Cliff, Thanks for an interesting discussion. A few points regarding your responses.
So jumping from a 240 grit edge to a 3k stone will give you a finish looking like a 3k edge, but a poor one indeed. This is obvious under magnification. You are abrading the peaks of the 240 grit scratch pattern and leaving the depth of the scratches not being removed. The overall look of the edge bevel will look 3k 'ish' but this is not an ideal 3k edge at all. While this is an interesting 'experiment', the conclusion is 'don't do this'. Further compounding this experiment with a leftover heavy burr reduces this 'experiment' to a poorly designed experiment with too many variables to draw useful conclusions. The cutting rate of the stone is also not the critical parameter - it is the duration of abrasion at that grit times the abrasion rate, ie the total amount of metal removed to reduce or eliminate the coarser scratch pattern. The scratch pattern of the bevel is an indication of the actual edge characteristics, compounded by how closely the two sides meet, any damage from burr removal producing fractured and weakened metal, etc. This problem of properly removing the scratch patterns from previous stones is abundantly clear when reviewing kasumi finishes produced by natural stones.
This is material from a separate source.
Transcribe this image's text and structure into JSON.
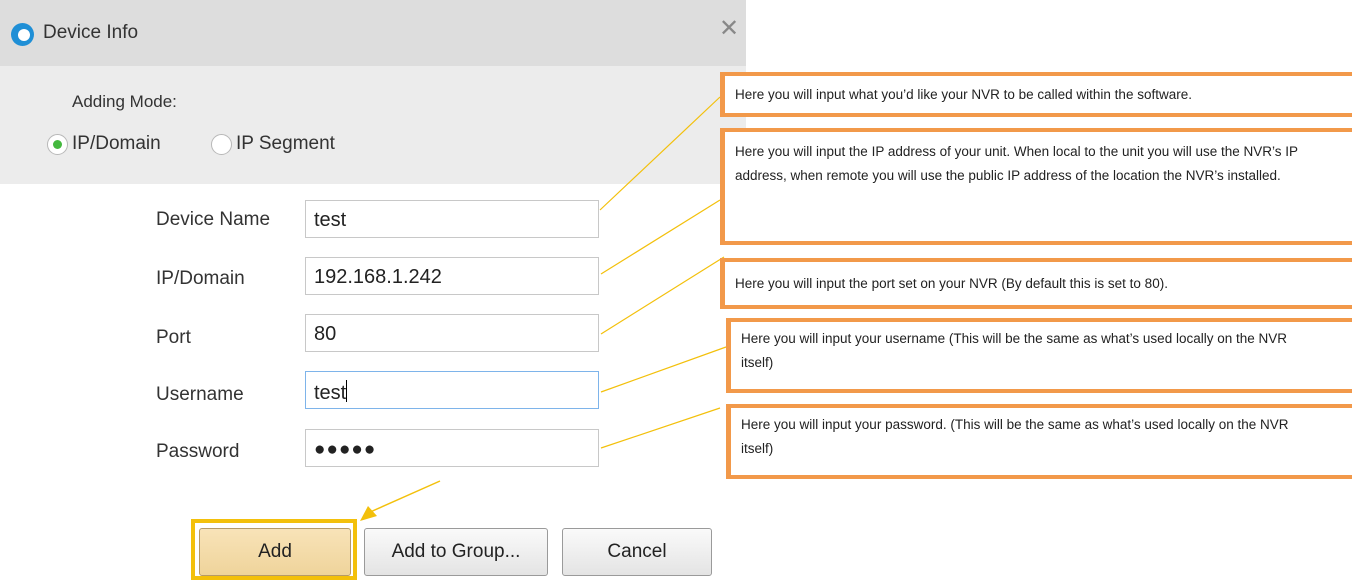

If you are sharpening a Rex121 blade, I don't know that using a stone like a 700 Bester is a useful experiment for bevel setting. Most people on this forum KNOW that this is so suboptimal that they wouldn't do that. For a task like this, diamonds or CBN are a far better solution, especially for determining the primary bevel. This is a particularly abrasion resistant steel (high vanadium carbide content) and cutting this steel with a stone with softer abrasives does little more than wear a stone down, producing an inconsistent bevel angle in the process of dishing the stone. IMHO, this is a pointless exercise. Not really what I would call academic. So for instance, you could hammer in a nail with the handle of a screwdriver, but as you state, "not the stone to do that at all ". In fact, even a collection of stones is not an ideal solution for this type of steel. For most, an ideal approach is of far more interest than demonstrating the results of perseverance with the wrong tool for the job.
Cliff, you are using two definitions of the word 'bias' simultaneously. Biased as in 'I am biased' and when referring to 'edge bias', where you imply that this is a lack of symmetry. Neither use is very useful in redefining the meaning of a burr. And of course these distorted definitions have absolutely nothing to do with any 'academic definition'.
"you say a result it biased as it isn't the true/ideal result if all non-wanted influences were removed. " This is a confused statement.
If you say a true/ideal result [IS, not it] biased because it isn't the true result if non wanted influences are removed' there are some double negatives in this statement. I believe you meant that the true/ideal result is biased because the non-wanted [unwanted] influences are not removed.
What you are describing 'academically' is referred to in statistics as 'covariance'. Again you are distorting the term 'bias' in yet an additional way to confuse the discussion of what a burr is. Uncontrolled covariance due to multiple variables in an experiment is academically referred to as poor experimental design
It makes it MUCH harder to attribute the variable of interest as having a causative relationship.
We should go back to a more basic understanding of what a burr is and avoid introducing 'bias' into the discussion especially with multiple definitions of the word 'bias'. This is simply obfuscating an otherwise straightforward discussion.
So in the first micrograph, there is more than a simple burr present. There is significant edge damage too. Of course not having the burr or edge damage to remove is ideal but this is not the case. Here removal of the damaged edge is best achieved with continued abrasion at the angle you wish to use as your final angle (primary bevel). I am not stating that heavy force need be applied, but rather that the burr and damage be removed in place ('in situ' for the 'academics' LOL) to not exacerbate the edge condition. Approaching this by grinding at a 90 degree angle to the edge does cause unnecessary metal removal. Grinding the edge at a more obtuse angle introduces a microbevel and a microbevel at 2x the angle is overkill. Further, to go back to the original edge angle will now require even more metal removal. A better approach is to GRADUALLY increase the angle until the edge angle is optimized for the required task. Going in the other direction causes unnecessary metal removal. This sort of fine tuning is what makes a knife truly your own.
Finally, to use less water as a technique to refine the scratch pattern is basically clogging up the stone to make it less effective. This is a recipe for glazing the stone and removing the available abrasive for cutting. On a synthetic stone, the abrasive breakdown is minimal, just reducing the total amount of fresh available abrasive resulting in slowed cutting and not an improved finish. While an interesting experiment - with the obvious conclusion of 'don't do this', as you suggest simply using a finer abrasive is the preferred approach. This tactic neither stabilizes the slurry and the term masking is not at all accurate. You are simply causing a clogged stone and reducing the stone's efficiency. You are coating the stone and causing the sharpener to prematurely restore the stone's surface to an optimal working surface using a lapping plate or (less desirable) a 'cleaning stone'. While the topic of optimizing water and slurry densities are worth a thread in itself, running a stone dry to achieve a finer finish is not an approach I recommend.
Cliff, again I thank you for an interesting discussion.